-------- Data for review

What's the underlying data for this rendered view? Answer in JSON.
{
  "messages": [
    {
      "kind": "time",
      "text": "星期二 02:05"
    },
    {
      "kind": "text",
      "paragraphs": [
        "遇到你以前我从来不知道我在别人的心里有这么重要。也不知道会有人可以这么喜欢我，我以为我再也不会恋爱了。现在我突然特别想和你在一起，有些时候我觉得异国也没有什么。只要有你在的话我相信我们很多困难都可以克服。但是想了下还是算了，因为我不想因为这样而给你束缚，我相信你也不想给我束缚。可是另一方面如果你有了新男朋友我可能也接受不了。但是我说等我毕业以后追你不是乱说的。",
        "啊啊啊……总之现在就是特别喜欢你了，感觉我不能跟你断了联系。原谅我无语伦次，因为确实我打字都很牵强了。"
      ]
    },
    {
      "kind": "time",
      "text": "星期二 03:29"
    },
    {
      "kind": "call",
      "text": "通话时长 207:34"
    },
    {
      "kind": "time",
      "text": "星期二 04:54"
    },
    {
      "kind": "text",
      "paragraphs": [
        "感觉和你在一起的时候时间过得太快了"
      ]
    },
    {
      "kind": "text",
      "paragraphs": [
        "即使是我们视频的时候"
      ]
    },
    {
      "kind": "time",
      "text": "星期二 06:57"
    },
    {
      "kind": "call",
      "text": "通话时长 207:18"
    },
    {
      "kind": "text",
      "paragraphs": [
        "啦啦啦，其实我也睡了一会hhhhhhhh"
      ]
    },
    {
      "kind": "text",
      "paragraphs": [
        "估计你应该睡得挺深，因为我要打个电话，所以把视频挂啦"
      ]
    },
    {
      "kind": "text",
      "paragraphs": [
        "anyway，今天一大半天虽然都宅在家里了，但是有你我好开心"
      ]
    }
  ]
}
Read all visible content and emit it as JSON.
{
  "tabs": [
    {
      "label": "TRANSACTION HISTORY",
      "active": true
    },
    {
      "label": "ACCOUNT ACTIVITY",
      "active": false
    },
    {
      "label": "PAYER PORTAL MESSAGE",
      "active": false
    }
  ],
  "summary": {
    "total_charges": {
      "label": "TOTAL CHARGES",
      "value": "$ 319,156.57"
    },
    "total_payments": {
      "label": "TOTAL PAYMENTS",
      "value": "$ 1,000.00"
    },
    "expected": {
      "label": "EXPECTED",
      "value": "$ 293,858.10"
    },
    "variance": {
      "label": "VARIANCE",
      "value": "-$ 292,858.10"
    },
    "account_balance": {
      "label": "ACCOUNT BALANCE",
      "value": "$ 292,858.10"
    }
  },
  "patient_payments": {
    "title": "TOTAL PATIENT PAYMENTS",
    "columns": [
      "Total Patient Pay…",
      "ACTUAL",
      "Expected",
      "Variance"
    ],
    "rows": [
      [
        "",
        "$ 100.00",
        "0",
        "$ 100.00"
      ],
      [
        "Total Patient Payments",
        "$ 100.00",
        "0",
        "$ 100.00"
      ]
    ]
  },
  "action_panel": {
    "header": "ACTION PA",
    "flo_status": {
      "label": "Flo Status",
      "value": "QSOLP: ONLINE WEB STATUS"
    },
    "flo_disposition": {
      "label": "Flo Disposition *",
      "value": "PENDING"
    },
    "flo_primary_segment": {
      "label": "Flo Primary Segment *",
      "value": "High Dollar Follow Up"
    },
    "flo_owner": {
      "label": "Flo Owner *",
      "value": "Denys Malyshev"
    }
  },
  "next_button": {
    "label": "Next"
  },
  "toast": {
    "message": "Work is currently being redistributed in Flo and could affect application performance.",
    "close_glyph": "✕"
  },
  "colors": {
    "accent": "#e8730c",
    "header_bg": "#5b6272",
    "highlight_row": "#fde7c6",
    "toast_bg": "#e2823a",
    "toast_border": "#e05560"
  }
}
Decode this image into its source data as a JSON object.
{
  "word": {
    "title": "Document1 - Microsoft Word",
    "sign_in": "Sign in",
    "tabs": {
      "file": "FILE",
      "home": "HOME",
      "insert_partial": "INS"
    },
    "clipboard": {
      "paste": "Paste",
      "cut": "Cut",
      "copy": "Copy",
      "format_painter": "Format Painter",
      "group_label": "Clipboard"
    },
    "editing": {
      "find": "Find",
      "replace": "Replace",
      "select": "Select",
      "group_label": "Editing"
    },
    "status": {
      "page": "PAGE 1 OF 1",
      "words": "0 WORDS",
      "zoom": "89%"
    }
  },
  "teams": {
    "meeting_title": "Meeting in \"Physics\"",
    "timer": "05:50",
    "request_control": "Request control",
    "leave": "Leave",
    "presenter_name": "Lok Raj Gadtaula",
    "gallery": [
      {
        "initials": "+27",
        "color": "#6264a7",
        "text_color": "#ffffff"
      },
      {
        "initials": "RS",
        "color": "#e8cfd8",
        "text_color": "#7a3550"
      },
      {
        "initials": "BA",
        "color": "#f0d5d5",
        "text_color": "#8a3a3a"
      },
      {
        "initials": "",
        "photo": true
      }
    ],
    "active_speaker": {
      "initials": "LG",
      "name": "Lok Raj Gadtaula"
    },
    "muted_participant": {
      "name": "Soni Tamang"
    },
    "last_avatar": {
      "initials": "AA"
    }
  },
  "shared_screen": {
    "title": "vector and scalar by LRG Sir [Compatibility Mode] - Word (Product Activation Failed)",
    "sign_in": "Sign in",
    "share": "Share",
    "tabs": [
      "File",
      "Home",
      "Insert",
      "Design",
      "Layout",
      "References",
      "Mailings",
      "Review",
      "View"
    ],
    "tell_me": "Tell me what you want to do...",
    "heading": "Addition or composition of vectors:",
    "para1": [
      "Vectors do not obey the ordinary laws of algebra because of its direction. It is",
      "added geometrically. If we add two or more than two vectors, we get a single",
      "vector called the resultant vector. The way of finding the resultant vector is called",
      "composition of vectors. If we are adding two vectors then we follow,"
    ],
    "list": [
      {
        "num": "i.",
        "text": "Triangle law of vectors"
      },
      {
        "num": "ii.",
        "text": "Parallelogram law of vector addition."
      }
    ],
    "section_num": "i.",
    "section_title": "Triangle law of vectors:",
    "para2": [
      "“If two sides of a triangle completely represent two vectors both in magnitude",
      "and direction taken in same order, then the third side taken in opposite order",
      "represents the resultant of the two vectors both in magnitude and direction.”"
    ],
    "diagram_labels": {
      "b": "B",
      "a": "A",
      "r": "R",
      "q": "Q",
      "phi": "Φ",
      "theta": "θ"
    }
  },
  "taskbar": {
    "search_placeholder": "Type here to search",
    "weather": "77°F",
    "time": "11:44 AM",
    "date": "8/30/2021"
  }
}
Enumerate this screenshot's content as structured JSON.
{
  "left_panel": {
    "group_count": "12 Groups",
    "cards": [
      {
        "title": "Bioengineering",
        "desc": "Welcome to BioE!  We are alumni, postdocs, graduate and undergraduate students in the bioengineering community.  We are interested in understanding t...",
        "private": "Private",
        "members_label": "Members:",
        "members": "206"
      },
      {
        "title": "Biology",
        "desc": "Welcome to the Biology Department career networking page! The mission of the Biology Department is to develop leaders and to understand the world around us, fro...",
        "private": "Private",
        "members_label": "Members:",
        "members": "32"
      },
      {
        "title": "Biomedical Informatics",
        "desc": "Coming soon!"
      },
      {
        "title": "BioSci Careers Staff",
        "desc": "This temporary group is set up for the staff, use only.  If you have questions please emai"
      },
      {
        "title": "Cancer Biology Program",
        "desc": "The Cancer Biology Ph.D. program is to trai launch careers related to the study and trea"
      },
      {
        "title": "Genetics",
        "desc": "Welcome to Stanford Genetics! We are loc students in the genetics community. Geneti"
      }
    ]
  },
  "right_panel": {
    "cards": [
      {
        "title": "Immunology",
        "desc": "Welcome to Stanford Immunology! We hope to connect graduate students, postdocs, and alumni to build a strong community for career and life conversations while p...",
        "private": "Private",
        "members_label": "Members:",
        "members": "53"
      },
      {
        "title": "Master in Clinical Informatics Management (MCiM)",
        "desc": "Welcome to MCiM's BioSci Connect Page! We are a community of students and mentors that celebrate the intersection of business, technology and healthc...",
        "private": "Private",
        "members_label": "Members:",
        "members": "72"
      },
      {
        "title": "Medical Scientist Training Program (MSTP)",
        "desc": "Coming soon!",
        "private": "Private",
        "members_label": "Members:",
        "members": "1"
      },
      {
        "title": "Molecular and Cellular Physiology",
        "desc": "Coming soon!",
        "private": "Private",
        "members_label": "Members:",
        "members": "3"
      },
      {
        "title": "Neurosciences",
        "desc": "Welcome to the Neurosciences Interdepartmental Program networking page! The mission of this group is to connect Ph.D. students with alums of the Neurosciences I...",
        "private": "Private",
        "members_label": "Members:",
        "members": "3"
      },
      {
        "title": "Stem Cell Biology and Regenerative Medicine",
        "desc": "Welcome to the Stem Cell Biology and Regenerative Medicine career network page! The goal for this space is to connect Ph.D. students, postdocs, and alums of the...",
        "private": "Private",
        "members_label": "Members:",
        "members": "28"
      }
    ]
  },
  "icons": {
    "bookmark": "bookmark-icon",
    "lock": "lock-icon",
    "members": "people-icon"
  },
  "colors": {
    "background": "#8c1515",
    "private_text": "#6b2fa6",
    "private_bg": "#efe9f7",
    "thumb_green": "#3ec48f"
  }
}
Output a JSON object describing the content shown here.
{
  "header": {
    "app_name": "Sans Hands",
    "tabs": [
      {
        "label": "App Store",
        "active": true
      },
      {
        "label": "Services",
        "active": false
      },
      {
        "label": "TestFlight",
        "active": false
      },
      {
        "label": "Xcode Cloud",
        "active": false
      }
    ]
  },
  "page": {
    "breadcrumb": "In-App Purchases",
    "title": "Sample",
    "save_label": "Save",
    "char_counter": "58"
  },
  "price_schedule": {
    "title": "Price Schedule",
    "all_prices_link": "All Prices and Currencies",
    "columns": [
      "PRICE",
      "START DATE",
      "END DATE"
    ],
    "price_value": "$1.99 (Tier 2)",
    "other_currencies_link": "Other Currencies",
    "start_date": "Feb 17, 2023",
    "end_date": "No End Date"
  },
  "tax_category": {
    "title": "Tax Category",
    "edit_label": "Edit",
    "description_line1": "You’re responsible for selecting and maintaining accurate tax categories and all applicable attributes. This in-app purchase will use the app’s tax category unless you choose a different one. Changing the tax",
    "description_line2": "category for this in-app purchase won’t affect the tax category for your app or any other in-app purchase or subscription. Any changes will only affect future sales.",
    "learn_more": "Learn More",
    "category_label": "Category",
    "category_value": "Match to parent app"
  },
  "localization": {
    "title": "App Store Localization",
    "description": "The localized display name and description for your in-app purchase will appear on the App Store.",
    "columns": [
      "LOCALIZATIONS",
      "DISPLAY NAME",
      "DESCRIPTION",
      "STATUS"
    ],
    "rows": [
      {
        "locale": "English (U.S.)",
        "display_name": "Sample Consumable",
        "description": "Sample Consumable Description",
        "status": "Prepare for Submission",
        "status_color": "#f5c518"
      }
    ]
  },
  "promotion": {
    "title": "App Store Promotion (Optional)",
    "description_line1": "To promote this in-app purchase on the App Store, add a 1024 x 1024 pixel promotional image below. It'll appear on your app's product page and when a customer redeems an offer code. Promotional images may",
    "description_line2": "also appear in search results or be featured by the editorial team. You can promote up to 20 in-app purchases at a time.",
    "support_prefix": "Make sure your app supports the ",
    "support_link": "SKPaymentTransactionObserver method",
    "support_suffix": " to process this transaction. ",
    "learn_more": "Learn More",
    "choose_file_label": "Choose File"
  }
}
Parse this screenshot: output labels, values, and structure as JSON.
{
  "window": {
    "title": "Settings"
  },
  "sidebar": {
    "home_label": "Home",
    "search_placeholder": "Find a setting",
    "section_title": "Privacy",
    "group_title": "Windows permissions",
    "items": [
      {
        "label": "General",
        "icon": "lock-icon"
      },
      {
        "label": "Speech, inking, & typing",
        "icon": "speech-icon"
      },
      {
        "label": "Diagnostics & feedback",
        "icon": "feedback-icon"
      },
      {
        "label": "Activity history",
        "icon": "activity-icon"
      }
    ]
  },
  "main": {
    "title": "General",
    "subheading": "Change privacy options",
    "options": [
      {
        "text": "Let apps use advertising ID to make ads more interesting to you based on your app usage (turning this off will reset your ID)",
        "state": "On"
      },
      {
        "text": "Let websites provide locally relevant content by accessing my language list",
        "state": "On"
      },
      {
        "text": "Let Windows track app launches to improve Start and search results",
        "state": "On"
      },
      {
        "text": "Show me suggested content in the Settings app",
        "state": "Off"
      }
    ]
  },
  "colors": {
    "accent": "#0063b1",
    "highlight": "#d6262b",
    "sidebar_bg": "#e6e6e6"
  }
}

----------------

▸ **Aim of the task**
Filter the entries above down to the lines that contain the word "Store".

▸ **Response to this exercise**
        "label": "App Store",
    "title": "App Store Localization",
    "description": "The localized display name and description for your in-app purchase will appear on the App Store.",
    "title": "App Store Promotion (Optional)",
    "description_line1": "To promote this in-app purchase on the App Store, add a 1024 x 1024 pixel promotional image below. It'll appear on your app's product page and when a customer redeems an offer code. Promotional images may",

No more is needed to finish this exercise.